Great Sport, Fording a River by Auto (Oct, 1921)
Great Sport, Fording a River by Auto
WHILE the beautiful Cook County forest preserves that lie about Chicago are to be kept, in the main, in their natural condition, certain improvements are added yearly for the comfort and pleasure of the many thousands of city-weary guests who motor or “hike” to them every hot holiday. Among these recreation engineering features are two underwater bridges across the Des Plaines River above the town of the same name.
Hundreds of motor cars each Sunday splash across the dam and many make repeats in order to wash the dust from the wheels. The auto rides through three inches of moving water.

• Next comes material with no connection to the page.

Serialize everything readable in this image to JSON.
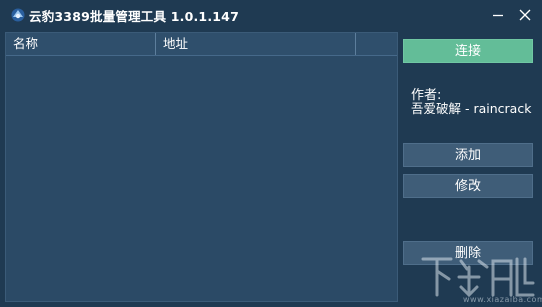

The roadbed, which is seventeen feet wide, has a roughened surface and a four-inch concrete curb. For the safety of pedestrians a handrail is provided, and a footbridge is put in to accommodate those who would cross dry-shod. Both rail and “trail” are removed in winter. The ford is usable all the year except for a short period in flood time and serves the work wagons of the foresters as well as the picnic parties.
These concrete dams serve other than “bridge-ford” purposes. They back up the water for several miles to facilitate boating, swimming and fishing. The impounding of the waters above is of value to the trees of the neighborhood. Beneath the dams are two large tiles to serve as fishways and to drain the water above in seasons of low water.
Neighbors swell with local pride as they point out these underwater bridges.